ASIC backs the RBA's warning on bitcoin's 'speculative mania'

Ben Stansall/ AFP/ Getty Images

The corporate regulator has backed Reserve Bank governor Philip Lowe’s warning that the fascination with bitcoin was a “speculative mania”.

The Australian Securities and Investments Commission urged investors not to get “swept up” by hype as the price of the cryptocurrency surged and cautioned against buying something they didn’t understand.

Bitcoin was trading at around $US16,500 on Wednesday – up from $US1000 at the start of the year and has doubled over the past month, driven by a speculative frenzy on a global scale.

Dr Lowe said it was unlikely bitcoin would ever become a mainstream method for making payments although it would remain attractive to criminals.
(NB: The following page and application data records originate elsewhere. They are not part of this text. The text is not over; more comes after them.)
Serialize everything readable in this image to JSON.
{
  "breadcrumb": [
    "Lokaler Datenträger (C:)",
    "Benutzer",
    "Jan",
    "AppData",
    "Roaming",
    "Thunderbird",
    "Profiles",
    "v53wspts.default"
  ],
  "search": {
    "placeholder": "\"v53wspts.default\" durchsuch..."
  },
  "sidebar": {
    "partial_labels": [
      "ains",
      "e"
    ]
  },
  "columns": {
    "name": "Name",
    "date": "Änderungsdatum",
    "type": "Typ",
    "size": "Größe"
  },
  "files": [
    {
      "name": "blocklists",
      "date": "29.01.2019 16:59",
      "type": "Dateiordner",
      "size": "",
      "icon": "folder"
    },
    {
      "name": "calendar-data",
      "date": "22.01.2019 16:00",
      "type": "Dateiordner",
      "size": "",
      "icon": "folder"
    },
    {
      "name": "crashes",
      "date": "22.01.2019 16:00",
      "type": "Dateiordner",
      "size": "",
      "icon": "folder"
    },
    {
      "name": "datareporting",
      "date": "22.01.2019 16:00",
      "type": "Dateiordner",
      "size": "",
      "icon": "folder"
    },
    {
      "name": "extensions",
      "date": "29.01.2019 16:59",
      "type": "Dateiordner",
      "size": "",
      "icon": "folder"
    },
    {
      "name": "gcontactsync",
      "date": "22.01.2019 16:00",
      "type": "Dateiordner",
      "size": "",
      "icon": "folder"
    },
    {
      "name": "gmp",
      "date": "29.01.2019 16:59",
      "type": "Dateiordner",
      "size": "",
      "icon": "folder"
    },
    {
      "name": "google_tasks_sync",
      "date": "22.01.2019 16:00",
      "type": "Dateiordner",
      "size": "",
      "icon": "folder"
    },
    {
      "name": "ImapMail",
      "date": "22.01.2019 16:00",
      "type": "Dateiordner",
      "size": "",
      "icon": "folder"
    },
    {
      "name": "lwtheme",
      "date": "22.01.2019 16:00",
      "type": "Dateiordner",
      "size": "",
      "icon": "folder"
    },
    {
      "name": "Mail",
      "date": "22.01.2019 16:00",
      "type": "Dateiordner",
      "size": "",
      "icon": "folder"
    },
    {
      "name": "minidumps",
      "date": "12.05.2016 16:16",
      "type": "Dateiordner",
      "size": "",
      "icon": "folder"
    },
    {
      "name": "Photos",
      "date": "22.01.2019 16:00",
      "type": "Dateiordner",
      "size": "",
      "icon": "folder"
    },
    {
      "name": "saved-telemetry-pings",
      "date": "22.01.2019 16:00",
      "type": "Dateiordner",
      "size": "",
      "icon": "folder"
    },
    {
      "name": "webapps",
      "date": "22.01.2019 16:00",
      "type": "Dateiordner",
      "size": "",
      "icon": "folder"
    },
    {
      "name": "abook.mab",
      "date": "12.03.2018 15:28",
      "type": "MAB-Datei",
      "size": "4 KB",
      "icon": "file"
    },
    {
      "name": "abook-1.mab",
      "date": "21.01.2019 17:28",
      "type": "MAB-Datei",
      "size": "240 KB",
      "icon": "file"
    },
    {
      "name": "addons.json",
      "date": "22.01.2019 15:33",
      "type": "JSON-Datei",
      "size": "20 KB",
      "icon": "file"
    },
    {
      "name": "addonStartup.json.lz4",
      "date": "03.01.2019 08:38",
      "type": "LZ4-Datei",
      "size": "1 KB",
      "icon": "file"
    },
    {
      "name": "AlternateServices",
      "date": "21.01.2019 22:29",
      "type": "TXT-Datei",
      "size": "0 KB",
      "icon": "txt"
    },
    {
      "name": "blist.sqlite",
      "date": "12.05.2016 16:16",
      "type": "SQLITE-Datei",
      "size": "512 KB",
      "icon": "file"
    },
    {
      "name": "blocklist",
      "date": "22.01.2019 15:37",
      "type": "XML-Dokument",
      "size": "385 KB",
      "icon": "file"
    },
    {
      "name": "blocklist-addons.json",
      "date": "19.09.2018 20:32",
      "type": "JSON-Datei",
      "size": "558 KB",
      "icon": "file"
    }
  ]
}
“When thought of purely as a payment instrument, it seems more likely to be attractive to those who want to make transactions in the black or illegal economy, rather than everyday transactions,” Dr Lowe told the Australian Payment Summit in Sydney.

“So the current fascination with these currencies feels more like a speculative mania than it has to do with their use as an efficient and convenient form of electronic payment.”

ASIC senior executive leader Michael Saadat endorsed the governor’s view, telling The Australian Financial Review at the same event that “consumers should definitely approach bitcoin with caution”.

“I would definitely caution investors against getting swept up in something getting a lot of attention and hype at the moment,” Mr Saadat said.

“Although recent growth in the value of bitcoin might look like something people want to be part of, there is a lot of uncertainty. It is not clear where these kinds of technologies could go.

“The protections for consumers are not clear. We would urge consumers to think very carefully about investing their hard earned money in [bitcoin].”

The comments come as financial advisers report more self managed superannuation funds are seeking exposure to bitcoin. Bitcoin can be seen as both a digital currency for transacting, and a commodity akin to digital gold.

Dr Lowe said bitcoin was unlikely to be adopted for mainstream payments for a range of reasons, including its price being “very volatile, the number of payments that can currently be handled is very low, there are governance problems, the transaction cost involved in making a payment with bitcoin is very high, and the estimates of the electricity used in the process of mining the coins are staggering”.

As bitcoin futures contracts launched this week in the US, regulators in other jurisdictions have also been warning investors about potential pitfalls.

Other seasoned investors have expressed caution about the security of bitcoins, and the potential for them to be stolen by hackers.

Mr Saadat said investors should “not invest in something you don’t understand”.

“Clearly, many consumers who are hearing more and more about bitcoin will be struggling to understand the underpinnings of what they are investing in, because these are complex technologies.

“An environment where you don’t understand what you are getting into is an environment that comes with a lot of risk.”

The bitcoin phenomenon reminds fund managers of the dotcom bubble, because its latest iteration appears entirely driven by speculative behaviour, deviating from the cryptocurrency’s counter-cultural origins.

Forager Funds Management chief investment officer Steve Johnson said: “It’s mostly FOMO now, that is what creates a bubble,” (FOMO being the acronym for fear of missing out).

“The reasons people are buying it are the same reasons it can grow to the most gargantuan bubble of all time, this self-feeding momentum of ‘I want to own it’,” acting on the fact that other people are making money.

Although Mr Johnson is not an enthusiast, “I would never bet against it,” the value investor said.

His comment echoed remarks by Reserve Bank of New Zealand acting governor Grant Spencer on Sunday, who said: “With a bubble, you never know how far it’s going to go before it comes down.”

The January Cboe bitcoin futures contract for January fell 2.2 per cent to $US17,630 on Wednesday. Bitcoin futures were launched by Cboe this week, making it the first conventional market operator to facilitate crypto futures trading.

This article was originally published on the Australian Financial Review. Read the original here, or follow the AFR on Facebook.

NOW WATCH: Money & Markets videos

Business Insider Emails & Alerts

Site highlights each day to your inbox.

Follow Business Insider Australia on Facebook, Twitter, LinkedIn, and Instagram.